And Covid isn’t the only crisis spurring innovation and behavioral change. Cleantech is on the rise as individuals and governments absorb the dire message of August’s U.N. climate report. The United States, Canada, the United Kingdom, and South Korea are among those countries that have committed to make dramatic inroads against global warming. With relatively few Cleantech unicorns, opportunities for startups abound. Around 35% of cumulative emission reduction by 2070 will emerge from technologies currently in prototype or demonstration phases, according to the International Energy Agency. Technologies not yet commercially deployed at scale will account for another 40%.

Deep Tech—the innovation-rich, science-and-engineering-based sector with the greatest world-changing potential—remains the fastest riser, accounting for about 30% of capital invested in tech globally since 2015. That’s good news for the thousands of startups that will leverage revolutions in things like AI & Big Data and Advanced Manufacturing & Robotics to build their own offerings. Startup ecosystems often cluster around universities, hospitals, and other research organizations that spin off intellectual property. Even with the pandemic, such institutions—as well as private companies—were in overdrive last year, with worldwide patent applications up 4% over 2019: the highest number ever, according to the World Intellectual Property Organization. For the second consecutive year, China was the most prolific filer.

Critical Policies For Global Startup Ecosystems

Governments increasingly have been paving the bumpy terrain for entrepreneurs. Those efforts accelerated during the pandemic, as countries sought to protect not only small businesses—vulnerable because of their size—but also startups, which are vulnerable because of their youth.

The European Union, with anxious eyes on the United States and China, recently proposed a set of rules to encourage tech startups across its member countries. The rules deal with issues like stock options and immigration as well as more prosaic concerns, such as streamlining the legal process for creating a business to just one day. In February, Spain unveiled a 10-year plan covering around 50 measures that range from reducing regulations to retaining talent. A month later, Germany launched the $12 billion Future Fund, an equity fund to support innovative tech companies as they scale.

African countries have been rolling out their own Startup Acts for several years, with tax breaks, grants, and policies that—for example—provide founders with financial support during their startups’ infancies. In December, Kenya introduced a bill that, among other things, establishes a National Innovation Agency to foster partnerships among startups, incubators, and investors. Ethiopia’s proposed version covers everything from streamlining processes to increasing foreign investment to covering fees for registering intellectual property.

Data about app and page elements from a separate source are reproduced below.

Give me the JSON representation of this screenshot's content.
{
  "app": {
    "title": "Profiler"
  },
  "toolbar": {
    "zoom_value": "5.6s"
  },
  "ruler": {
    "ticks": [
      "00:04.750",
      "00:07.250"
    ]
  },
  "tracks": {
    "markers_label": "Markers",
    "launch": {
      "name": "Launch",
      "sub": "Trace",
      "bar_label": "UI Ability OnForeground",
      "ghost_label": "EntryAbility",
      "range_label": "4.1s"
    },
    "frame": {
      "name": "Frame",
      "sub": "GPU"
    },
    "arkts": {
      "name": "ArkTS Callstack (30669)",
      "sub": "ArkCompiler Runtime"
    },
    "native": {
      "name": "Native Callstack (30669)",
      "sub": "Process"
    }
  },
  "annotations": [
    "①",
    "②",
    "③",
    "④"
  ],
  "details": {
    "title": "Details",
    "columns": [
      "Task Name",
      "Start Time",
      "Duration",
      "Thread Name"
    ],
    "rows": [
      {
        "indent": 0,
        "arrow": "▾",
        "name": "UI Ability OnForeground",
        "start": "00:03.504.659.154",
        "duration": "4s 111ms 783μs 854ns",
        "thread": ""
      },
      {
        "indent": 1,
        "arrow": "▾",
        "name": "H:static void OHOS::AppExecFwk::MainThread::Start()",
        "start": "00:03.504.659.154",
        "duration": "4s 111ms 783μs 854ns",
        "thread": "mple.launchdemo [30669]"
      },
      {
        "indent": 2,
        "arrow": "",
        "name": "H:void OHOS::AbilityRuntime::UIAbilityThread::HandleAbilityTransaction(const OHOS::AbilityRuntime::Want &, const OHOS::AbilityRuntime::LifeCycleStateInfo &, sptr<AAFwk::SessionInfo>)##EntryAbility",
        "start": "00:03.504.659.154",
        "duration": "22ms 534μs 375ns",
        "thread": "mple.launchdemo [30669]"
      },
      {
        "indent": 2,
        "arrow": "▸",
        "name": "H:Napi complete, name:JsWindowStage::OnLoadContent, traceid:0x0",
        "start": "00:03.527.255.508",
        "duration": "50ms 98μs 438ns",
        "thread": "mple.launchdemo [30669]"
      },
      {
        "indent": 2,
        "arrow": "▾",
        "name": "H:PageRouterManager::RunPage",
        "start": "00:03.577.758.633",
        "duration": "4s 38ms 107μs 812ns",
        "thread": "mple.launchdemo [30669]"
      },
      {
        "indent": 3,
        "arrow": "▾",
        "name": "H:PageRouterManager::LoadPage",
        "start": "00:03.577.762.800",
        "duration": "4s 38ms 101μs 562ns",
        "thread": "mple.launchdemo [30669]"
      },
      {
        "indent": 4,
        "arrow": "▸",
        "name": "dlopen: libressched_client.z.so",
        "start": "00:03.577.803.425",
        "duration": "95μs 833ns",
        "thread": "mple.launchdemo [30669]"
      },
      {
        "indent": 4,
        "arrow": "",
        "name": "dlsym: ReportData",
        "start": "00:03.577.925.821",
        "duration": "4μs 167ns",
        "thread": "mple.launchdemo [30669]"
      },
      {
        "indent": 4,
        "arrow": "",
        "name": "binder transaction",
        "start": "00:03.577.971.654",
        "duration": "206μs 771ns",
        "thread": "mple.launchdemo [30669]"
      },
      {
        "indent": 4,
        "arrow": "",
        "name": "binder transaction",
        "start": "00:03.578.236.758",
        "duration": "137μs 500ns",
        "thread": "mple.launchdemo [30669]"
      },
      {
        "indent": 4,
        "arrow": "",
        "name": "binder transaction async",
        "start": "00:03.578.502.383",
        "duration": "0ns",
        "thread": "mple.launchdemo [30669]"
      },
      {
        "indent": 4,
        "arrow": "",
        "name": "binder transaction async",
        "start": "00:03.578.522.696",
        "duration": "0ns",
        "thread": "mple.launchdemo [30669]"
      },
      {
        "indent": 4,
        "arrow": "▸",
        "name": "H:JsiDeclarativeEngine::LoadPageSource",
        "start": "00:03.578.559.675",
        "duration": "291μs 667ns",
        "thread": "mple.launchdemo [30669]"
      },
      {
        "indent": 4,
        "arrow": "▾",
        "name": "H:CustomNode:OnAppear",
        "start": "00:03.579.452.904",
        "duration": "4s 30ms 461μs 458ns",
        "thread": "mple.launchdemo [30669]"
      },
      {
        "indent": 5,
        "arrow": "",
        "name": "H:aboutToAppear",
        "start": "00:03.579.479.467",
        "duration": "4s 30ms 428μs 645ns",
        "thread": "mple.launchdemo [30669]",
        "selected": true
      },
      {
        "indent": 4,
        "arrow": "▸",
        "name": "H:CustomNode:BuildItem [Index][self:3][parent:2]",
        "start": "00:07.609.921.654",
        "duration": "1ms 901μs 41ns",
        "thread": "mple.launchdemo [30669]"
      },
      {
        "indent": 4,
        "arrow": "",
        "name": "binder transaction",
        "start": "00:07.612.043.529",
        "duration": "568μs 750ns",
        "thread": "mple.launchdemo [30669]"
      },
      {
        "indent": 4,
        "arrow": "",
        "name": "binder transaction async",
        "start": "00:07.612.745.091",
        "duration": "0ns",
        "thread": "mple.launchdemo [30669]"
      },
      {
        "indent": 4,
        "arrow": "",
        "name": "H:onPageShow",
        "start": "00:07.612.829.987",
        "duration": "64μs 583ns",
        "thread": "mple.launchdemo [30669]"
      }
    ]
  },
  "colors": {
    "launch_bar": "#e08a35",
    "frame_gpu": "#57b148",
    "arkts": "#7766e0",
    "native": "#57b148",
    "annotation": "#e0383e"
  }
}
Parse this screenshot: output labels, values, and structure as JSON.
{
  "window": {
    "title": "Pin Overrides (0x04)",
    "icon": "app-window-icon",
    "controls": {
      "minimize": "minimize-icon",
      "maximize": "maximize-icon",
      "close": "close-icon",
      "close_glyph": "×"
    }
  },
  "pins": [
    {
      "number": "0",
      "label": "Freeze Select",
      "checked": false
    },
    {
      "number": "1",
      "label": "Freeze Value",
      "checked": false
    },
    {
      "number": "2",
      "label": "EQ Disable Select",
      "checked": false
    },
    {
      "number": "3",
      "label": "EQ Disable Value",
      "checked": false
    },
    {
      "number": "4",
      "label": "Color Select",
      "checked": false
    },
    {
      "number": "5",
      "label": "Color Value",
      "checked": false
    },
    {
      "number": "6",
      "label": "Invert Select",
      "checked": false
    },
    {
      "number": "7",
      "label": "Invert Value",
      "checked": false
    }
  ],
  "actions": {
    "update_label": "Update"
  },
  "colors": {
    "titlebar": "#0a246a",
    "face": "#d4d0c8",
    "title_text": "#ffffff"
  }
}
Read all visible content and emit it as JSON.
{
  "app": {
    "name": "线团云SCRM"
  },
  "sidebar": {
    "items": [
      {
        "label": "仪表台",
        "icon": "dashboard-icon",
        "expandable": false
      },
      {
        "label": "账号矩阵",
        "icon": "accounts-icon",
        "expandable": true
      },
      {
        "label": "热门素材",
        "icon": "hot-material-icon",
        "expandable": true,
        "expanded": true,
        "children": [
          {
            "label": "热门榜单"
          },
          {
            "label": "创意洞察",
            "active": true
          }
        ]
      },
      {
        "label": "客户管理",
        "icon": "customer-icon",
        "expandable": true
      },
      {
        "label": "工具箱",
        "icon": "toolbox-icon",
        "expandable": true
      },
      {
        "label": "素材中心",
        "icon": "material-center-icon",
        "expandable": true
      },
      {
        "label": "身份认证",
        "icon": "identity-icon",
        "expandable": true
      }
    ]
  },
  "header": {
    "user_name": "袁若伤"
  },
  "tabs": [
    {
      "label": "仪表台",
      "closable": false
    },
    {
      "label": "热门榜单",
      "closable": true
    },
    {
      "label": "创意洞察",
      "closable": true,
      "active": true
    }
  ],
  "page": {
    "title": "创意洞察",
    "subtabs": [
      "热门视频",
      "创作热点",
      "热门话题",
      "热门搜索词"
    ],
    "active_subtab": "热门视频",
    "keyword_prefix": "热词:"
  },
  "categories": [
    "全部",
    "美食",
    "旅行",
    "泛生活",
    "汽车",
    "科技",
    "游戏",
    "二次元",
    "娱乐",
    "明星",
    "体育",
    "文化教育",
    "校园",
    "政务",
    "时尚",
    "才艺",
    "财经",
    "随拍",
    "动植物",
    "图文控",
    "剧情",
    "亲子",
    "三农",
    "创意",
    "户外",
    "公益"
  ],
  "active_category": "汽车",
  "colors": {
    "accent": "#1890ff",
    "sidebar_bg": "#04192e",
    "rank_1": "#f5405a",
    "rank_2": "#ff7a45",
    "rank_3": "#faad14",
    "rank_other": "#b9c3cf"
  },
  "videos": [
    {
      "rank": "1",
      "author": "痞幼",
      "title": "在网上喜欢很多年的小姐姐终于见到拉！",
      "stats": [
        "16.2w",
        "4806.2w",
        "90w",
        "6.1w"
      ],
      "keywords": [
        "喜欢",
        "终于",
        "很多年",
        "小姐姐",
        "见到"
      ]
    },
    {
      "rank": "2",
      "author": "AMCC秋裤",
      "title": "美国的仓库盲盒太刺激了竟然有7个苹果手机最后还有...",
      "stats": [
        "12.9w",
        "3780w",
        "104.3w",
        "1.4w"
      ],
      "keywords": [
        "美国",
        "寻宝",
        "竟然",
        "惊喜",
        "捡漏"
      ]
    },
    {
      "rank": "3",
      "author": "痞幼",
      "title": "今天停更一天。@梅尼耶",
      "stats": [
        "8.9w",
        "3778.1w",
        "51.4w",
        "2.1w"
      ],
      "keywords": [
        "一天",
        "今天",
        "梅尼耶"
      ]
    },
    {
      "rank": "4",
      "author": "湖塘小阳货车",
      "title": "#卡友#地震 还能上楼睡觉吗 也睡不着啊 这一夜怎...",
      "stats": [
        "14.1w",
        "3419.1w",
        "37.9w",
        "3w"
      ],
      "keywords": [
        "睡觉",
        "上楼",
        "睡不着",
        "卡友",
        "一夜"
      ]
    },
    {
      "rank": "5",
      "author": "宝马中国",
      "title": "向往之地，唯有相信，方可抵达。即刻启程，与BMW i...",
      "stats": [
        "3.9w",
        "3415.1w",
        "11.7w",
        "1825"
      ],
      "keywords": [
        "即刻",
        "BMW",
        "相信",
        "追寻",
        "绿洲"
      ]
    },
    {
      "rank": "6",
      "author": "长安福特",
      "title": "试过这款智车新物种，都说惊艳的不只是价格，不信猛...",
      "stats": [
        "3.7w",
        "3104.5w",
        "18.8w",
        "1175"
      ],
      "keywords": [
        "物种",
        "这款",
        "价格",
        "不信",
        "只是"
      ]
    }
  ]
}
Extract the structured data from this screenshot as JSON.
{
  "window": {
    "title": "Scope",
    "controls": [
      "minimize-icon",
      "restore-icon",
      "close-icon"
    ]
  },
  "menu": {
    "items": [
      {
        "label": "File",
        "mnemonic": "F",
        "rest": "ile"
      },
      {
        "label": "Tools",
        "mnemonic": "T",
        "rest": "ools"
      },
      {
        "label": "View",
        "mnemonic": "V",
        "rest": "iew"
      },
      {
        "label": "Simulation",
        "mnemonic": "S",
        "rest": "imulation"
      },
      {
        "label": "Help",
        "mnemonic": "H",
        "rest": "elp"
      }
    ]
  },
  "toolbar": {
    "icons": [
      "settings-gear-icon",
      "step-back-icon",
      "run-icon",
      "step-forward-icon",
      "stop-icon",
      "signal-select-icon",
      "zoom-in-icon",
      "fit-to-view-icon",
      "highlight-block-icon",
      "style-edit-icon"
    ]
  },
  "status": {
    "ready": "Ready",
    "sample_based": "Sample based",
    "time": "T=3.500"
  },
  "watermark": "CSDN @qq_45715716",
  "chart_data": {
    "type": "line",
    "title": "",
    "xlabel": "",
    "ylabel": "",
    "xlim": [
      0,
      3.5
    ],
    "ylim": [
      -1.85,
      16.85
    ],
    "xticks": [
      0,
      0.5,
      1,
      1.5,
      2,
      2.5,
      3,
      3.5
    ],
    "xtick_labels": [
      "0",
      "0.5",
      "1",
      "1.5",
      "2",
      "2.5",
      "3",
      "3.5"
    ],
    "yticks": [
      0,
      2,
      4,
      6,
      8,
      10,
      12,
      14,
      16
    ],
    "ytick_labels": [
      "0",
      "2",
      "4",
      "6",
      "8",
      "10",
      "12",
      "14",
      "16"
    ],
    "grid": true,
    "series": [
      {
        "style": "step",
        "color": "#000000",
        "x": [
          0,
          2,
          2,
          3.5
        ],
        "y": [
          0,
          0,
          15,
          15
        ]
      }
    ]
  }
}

Such policy changes are everywhere. Brazil recently passed a law to shore up the legal framework for starting a business. India is partnering with accelerators to provide as many as 300 early-stage tech startups with funding, mentorship, and other resources. Last year Victoria, Australia launched a $2 billion fund to drive a decade’s worth of investment in Life Sciences, Advanced Manufacturing, Cleantech and other sector startups.

Rarely in living memory have individuals, societies, and governments been so aware of startups’ importance to our personal lives and economic well-being. Around the world conditions for entrepreneurship are getting better and better. As digital infrastructures improve, capital flows surge, and skilled virtual workforces rise, founders someday will be able to start and funders to invest almost anywhere. Even now, the choices are legion.